## YOUR TASK
Find "Read all visible content and emit it as JSON." in the records that follow; print that line and each subsequent line through the last one, verbatim and with nothing added.

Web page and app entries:

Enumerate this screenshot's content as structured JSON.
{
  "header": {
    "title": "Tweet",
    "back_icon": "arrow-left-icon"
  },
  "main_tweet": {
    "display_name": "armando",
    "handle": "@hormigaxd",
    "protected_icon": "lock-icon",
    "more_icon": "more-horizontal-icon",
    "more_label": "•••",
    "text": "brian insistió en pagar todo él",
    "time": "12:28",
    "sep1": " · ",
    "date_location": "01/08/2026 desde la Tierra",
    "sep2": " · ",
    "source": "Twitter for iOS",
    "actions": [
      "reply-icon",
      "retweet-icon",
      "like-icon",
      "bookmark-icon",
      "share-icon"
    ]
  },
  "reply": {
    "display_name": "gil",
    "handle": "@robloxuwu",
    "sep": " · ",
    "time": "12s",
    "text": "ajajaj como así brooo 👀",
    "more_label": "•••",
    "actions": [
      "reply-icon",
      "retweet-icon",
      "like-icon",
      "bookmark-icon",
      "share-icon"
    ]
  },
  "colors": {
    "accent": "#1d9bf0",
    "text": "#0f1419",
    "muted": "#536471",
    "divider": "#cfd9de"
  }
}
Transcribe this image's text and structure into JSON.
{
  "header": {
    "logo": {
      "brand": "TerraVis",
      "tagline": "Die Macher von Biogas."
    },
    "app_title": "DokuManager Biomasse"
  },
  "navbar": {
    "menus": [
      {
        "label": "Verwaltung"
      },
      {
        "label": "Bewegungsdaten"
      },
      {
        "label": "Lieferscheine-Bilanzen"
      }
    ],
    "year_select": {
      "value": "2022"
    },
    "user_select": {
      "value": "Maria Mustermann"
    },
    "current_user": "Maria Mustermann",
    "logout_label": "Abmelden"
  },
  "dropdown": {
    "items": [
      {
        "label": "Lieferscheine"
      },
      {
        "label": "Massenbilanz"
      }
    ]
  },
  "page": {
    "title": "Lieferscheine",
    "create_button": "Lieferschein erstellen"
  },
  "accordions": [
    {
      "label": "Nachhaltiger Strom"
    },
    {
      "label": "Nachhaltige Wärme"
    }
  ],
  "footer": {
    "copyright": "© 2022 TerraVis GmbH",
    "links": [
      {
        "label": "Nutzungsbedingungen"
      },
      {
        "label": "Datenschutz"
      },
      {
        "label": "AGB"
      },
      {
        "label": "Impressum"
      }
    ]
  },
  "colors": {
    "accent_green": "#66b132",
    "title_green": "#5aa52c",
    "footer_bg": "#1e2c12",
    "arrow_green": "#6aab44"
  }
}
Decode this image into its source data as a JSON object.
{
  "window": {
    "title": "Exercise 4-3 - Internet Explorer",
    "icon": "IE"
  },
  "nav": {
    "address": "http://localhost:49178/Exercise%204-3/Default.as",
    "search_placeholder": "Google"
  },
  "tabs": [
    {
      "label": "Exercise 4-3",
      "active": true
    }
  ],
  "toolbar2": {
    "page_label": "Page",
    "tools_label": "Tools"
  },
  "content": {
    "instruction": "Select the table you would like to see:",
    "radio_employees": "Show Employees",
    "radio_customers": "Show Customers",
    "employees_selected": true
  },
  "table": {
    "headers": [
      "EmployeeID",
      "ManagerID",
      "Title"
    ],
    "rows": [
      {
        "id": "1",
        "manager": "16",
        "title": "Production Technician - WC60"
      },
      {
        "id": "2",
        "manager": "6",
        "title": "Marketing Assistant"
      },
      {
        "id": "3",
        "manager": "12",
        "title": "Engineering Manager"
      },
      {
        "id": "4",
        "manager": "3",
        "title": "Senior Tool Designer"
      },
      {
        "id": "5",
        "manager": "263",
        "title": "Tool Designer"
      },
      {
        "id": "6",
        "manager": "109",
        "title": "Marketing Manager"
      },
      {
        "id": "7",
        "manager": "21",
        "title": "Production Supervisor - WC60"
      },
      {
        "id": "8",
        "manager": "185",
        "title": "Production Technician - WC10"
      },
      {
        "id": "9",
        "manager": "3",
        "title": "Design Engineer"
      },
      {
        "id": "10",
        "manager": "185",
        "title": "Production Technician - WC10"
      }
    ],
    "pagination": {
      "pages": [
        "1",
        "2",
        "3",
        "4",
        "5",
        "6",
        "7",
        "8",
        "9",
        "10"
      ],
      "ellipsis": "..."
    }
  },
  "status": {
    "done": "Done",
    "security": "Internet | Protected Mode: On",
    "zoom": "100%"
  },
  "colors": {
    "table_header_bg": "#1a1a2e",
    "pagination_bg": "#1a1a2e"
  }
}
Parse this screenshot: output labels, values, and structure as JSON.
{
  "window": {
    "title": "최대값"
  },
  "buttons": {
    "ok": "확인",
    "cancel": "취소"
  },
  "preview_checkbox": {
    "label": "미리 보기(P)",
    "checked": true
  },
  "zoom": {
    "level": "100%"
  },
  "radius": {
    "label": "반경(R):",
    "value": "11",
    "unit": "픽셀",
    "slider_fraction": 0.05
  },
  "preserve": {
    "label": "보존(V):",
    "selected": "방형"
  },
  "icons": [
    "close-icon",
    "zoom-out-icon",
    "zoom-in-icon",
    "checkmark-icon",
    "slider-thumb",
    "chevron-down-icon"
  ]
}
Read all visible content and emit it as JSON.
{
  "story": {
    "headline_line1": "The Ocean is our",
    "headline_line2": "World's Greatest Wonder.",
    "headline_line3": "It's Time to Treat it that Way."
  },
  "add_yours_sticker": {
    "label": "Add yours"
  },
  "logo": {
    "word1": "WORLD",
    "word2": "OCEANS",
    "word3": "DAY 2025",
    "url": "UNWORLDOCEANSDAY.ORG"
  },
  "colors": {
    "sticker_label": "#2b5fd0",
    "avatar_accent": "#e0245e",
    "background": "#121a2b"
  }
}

## RESULT FOR THIS EXERCISE
Read all visible content and emit it as JSON.
{
  "story": {
    "headline_line1": "The Ocean is our",
    "headline_line2": "World's Greatest Wonder.",
    "headline_line3": "It's Time to Treat it that Way."
  },
  "add_yours_sticker": {
    "label": "Add yours"
  },
  "logo": {
    "word1": "WORLD",
    "word2": "OCEANS",
    "word3": "DAY 2025",
    "url": "UNWORLDOCEANSDAY.ORG"
  },
  "colors": {
    "sticker_label": "#2b5fd0",
    "avatar_accent": "#e0245e",
    "background": "#121a2b"
  }
}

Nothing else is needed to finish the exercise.